The Edinburgh-based company saw losses increase five fold in 2013 as it faced big challenges in the UK and overseas.
Cairn provided $251m against the value of the planned Catcher development 110 miles south east of Aberdeen after cutting its estimates of the size of the find while increasing cost projections.
The company incurred $81m costs for unsuccessful wells in the North Sea.
Cairn also booked $107m charges in respect of its Moroccan exploration programme, in which it has suffered two setbacks recently.
The reverses may raise questions about Cairn's strategy, which combines exploring so-called frontier areas like offshore Morocco with less risky activity in North Sea.
Renowned for making big finds in India in the first decade of the century, Cairn has since spent $1bn off Greenland without making a commercial find.
The company said yesterday it has halted a $300m buy back programme launched in October, which is a third complete, pending resolution of a tax dispute in India.
Authorities there have requested information about the reorganisation of Cairn's former subsidiary in India in 2006, ahead of its flotation on the country's stock market.
"We're confident that we've done the right thing; we've been good corporate citizens in India and good tax-payers," said Cairn's chief executive Simon Thomson, who dismissed a report it has received a $1bn tax demand.
However, the authorities have stopped Cairn from selling the company's remaining holding in its Indian business. This is on Cairn's books at $1bn. Cairn sold a controlling stake in the business to Vedanta for $5.5bn in 2011.

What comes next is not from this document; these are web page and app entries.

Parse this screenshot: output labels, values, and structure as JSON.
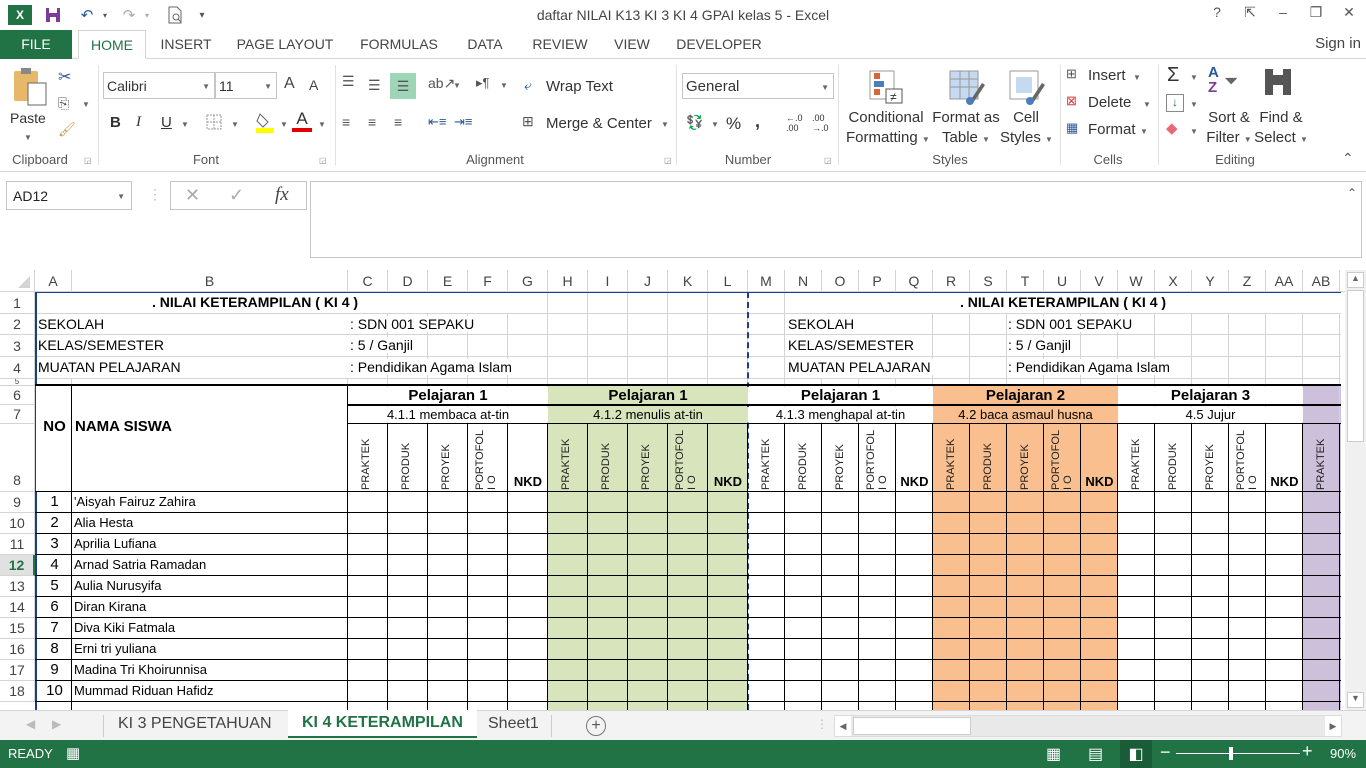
{
  "window": {
    "title": "daftar NILAI K13 KI 3 KI 4 GPAI kelas 5 - Excel",
    "controls": {
      "help": "?",
      "ribbon_display": "⇱",
      "minimize": "‒",
      "restore": "❐",
      "close": "✕"
    }
  },
  "quick_access": {
    "excel_icon": "X",
    "save_icon": "save-icon",
    "undo_icon": "undo-icon",
    "redo_icon": "redo-icon",
    "preview_icon": "print-preview-icon",
    "customize": "▾"
  },
  "ribbon_tabs": [
    {
      "label": "FILE"
    },
    {
      "label": "HOME",
      "active": true
    },
    {
      "label": "INSERT"
    },
    {
      "label": "PAGE LAYOUT"
    },
    {
      "label": "FORMULAS"
    },
    {
      "label": "DATA"
    },
    {
      "label": "REVIEW"
    },
    {
      "label": "VIEW"
    },
    {
      "label": "DEVELOPER"
    }
  ],
  "sign_in": "Sign in",
  "ribbon": {
    "clipboard": {
      "label": "Clipboard",
      "paste": "Paste"
    },
    "font": {
      "label": "Font",
      "font_name": "Calibri",
      "font_size": "11",
      "bold": "B",
      "italic": "I",
      "underline": "U",
      "grow": "A",
      "shrink": "A",
      "font_color": "A",
      "fill_color": "#ffff00",
      "text_color": "#e00000"
    },
    "alignment": {
      "label": "Alignment",
      "wrap_text": "Wrap Text",
      "merge_center": "Merge & Center"
    },
    "number": {
      "label": "Number",
      "format": "General",
      "percent": "%",
      "comma": ",",
      "inc_decimal": "←.0 .00",
      "dec_decimal": ".00 →.0"
    },
    "styles": {
      "label": "Styles",
      "conditional": [
        "Conditional",
        "Formatting"
      ],
      "format_table": [
        "Format as",
        "Table"
      ],
      "cell_styles": [
        "Cell",
        "Styles"
      ]
    },
    "cells": {
      "label": "Cells",
      "insert": "Insert",
      "delete": "Delete",
      "format": "Format"
    },
    "editing": {
      "label": "Editing",
      "autosum": "Σ",
      "sort_filter": [
        "Sort &",
        "Filter"
      ],
      "find_select": [
        "Find &",
        "Select"
      ]
    }
  },
  "formula_bar": {
    "name_box": "AD12",
    "cancel": "✕",
    "enter": "✓",
    "fx": "fx",
    "formula": ""
  },
  "columns": [
    "A",
    "B",
    "C",
    "D",
    "E",
    "F",
    "G",
    "H",
    "I",
    "J",
    "K",
    "L",
    "M",
    "N",
    "O",
    "P",
    "Q",
    "R",
    "S",
    "T",
    "U",
    "V",
    "W",
    "X",
    "Y",
    "Z",
    "AA",
    "AB"
  ],
  "rows": [
    "1",
    "2",
    "3",
    "4",
    "5",
    "6",
    "7",
    "8",
    "9",
    "10",
    "11",
    "12",
    "13",
    "14",
    "15",
    "16",
    "17",
    "18"
  ],
  "active_row": "12",
  "sheet": {
    "title": ". NILAI KETERAMPILAN ( KI 4 )",
    "info": [
      {
        "label": "SEKOLAH",
        "value": ": SDN 001 SEPAKU"
      },
      {
        "label": "KELAS/SEMESTER",
        "value": ": 5 / Ganjil"
      },
      {
        "label": "MUATAN PELAJARAN",
        "value": ": Pendidikan Agama Islam"
      }
    ],
    "header_no": "NO",
    "header_name": "NAMA SISWA",
    "groups": [
      {
        "title": "Pelajaran 1",
        "kd": "4.1.1 membaca at-tin",
        "color": "#ffffff"
      },
      {
        "title": "Pelajaran 1",
        "kd": "4.1.2 menulis at-tin",
        "color": "#d8e4bc"
      },
      {
        "title": "Pelajaran 1",
        "kd": "4.1.3 menghapal at-tin",
        "color": "#ffffff"
      },
      {
        "title": "Pelajaran 2",
        "kd": "4.2 baca asmaul husna",
        "color": "#fabf8f"
      },
      {
        "title": "Pelajaran 3",
        "kd": "4.5  Jujur",
        "color": "#ffffff"
      },
      {
        "title": "",
        "kd": "",
        "color": "#ccc0da"
      }
    ],
    "subheaders": [
      "PRAKTEK",
      "PRODUK",
      "PROYEK",
      "PORTOFOLI O",
      "NKD"
    ],
    "students": [
      {
        "no": "1",
        "name": "'Aisyah Fairuz Zahira"
      },
      {
        "no": "2",
        "name": "Alia Hesta"
      },
      {
        "no": "3",
        "name": "Aprilia Lufiana"
      },
      {
        "no": "4",
        "name": "Arnad Satria Ramadan"
      },
      {
        "no": "5",
        "name": "Aulia Nurusyifa"
      },
      {
        "no": "6",
        "name": "Diran Kirana"
      },
      {
        "no": "7",
        "name": "Diva Kiki Fatmala"
      },
      {
        "no": "8",
        "name": "Erni tri yuliana"
      },
      {
        "no": "9",
        "name": "Madina Tri Khoirunnisa"
      },
      {
        "no": "10",
        "name": "Mummad Riduan Hafidz"
      }
    ]
  },
  "sheet_tabs": [
    {
      "label": "KI 3 PENGETAHUAN"
    },
    {
      "label": "KI 4 KETERAMPILAN",
      "active": true
    },
    {
      "label": "Sheet1"
    }
  ],
  "add_sheet": "+",
  "status": {
    "ready": "READY",
    "zoom": "90%",
    "zoom_level_percent": 90
  }
}
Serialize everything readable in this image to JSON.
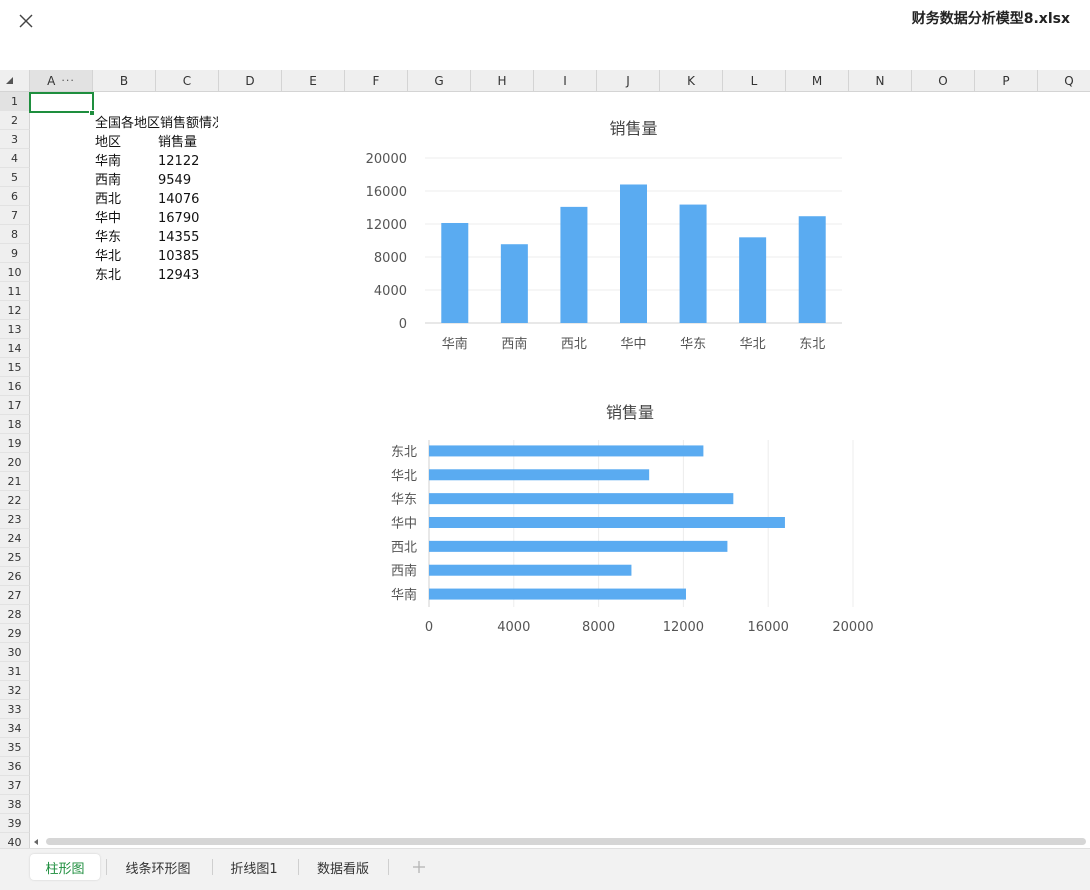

Cairn provided $268m against the value of its holding in 2013.
The update appeared to rattle investors yesterday when shares in Cairn closed down 14%, 28.3p, at 168.2p. That reduced Cairn's stock market worth by around £160m, to £975m.
Shares traded at around 300p in April last year.
But Mr Thomson defended the progress the company has made since he succeeded its founder Sir Bill Gammell as chief executive in summer 2011.
"We set out to rebuild a portfolio, we've done that. We set out to deliver a high impact programme, we've done that, we're working our way through it. We wanted to establish a core (North Sea) development asset base for future production, we've done that and we've also returned additional cash to shareholders."
Cairn expects to drill seven wells in the coming year, including two off Senegal and one off Ireland. It will not decide until next year about drilling any more wells off Greenland.
On Monday Cairn said its latest well off Morocco was dry. The company moved into Morocco through the £414m acquisition of Nautical in 2012.
This also gave Cairn stakes in big North Sea discoveries like Catcher. Cairn increased its exposure to the North sea through the £280m takeover of Agora Oil & Gas soon after.
Asked if Cairn had overpaid for Nautical, Mr Thomson said: "Our view is that the value of the group of assets that we acquired under those transactions has increased."
Cairn expects the Kraken field off Shetland to come onstream by mid 2017. Its share of production is expected to be 12,500 barrels daily.
Mr Thomson said: "Unfortunately you don't write up assets for accounting purposes and the value of Kraken has increased."
He said Cairn could increase its exposure to the UK and Norwegian North Sea.
The company said it will participate in the 28th UK Licencing Round
Mr Thomson said George Osborne should maintain fiscal stability for the North Sea in the 2014 Budget today.
Asked if he had any concerns about Scotland voting for independence in September, Mr Thomson said: "Whether it's part of the UK or independent the key answer for us is continued fiscal stability."
Regarding Greenland, Cairn said it remains encouraged by the opportunity in the Pitu exploration block and is targeting a drilling decision in 2015.
Cairn lost $1.1bn on continuing operations before tax in 2013 and $194m in the preceding year. It had $1.25bn cash at 31 December.
Sir Bill will retire from the board after the meeting on May 15 and will be succeeded by Ian Tyler.